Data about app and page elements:
=== Begin Enclosure ===
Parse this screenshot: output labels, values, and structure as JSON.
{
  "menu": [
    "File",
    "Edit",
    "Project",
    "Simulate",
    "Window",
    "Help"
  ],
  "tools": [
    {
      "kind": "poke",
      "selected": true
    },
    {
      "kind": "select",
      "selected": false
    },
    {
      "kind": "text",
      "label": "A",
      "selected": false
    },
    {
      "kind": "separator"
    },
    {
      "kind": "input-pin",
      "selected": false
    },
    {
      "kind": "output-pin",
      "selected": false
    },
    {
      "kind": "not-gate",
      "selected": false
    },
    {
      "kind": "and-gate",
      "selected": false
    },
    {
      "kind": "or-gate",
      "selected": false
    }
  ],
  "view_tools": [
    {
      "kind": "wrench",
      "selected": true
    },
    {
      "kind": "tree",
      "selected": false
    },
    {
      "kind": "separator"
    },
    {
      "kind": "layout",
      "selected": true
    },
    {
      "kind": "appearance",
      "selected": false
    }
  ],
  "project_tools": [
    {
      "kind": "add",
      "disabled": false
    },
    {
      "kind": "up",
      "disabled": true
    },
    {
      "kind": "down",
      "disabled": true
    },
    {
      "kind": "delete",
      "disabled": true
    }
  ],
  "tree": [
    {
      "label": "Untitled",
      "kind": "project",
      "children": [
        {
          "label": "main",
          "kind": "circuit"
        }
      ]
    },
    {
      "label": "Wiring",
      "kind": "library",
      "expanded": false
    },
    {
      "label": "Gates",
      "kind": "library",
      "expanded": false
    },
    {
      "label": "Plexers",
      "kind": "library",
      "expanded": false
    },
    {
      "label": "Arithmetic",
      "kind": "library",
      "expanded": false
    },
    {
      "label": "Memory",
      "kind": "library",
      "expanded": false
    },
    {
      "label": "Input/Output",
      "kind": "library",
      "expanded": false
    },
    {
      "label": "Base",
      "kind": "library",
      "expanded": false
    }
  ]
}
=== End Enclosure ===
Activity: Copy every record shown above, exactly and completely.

Response area:
Parse this screenshot: output labels, values, and structure as JSON.
{
  "menu": [
    "File",
    "Edit",
    "Project",
    "Simulate",
    "Window",
    "Help"
  ],
  "tools": [
    {
      "kind": "poke",
      "selected": true
    },
    {
      "kind": "select",
      "selected": false
    },
    {
      "kind": "text",
      "label": "A",
      "selected": false
    },
    {
      "kind": "separator"
    },
    {
      "kind": "input-pin",
      "selected": false
    },
    {
      "kind": "output-pin",
      "selected": false
    },
    {
      "kind": "not-gate",
      "selected": false
    },
    {
      "kind": "and-gate",
      "selected": false
    },
    {
      "kind": "or-gate",
      "selected": false
    }
  ],
  "view_tools": [
    {
      "kind": "wrench",
      "selected": true
    },
    {
      "kind": "tree",
      "selected": false
    },
    {
      "kind": "separator"
    },
    {
      "kind": "layout",
      "selected": true
    },
    {
      "kind": "appearance",
      "selected": false
    }
  ],
  "project_tools": [
    {
      "kind": "add",
      "disabled": false
    },
    {
      "kind": "up",
      "disabled": true
    },
    {
      "kind": "down",
      "disabled": true
    },
    {
      "kind": "delete",
      "disabled": true
    }
  ],
  "tree": [
    {
      "label": "Untitled",
      "kind": "project",
      "children": [
        {
          "label": "main",
          "kind": "circuit"
        }
      ]
    },
    {
      "label": "Wiring",
      "kind": "library",
      "expanded": false
    },
    {
      "label": "Gates",
      "kind": "library",
      "expanded": false
    },
    {
      "label": "Plexers",
      "kind": "library",
      "expanded": false
    },
    {
      "label": "Arithmetic",
      "kind": "library",
      "expanded": false
    },
    {
      "label": "Memory",
      "kind": "library",
      "expanded": false
    },
    {
      "label": "Input/Output",
      "kind": "library",
      "expanded": false
    },
    {
      "label": "Base",
      "kind": "library",
      "expanded": false
    }
  ]
}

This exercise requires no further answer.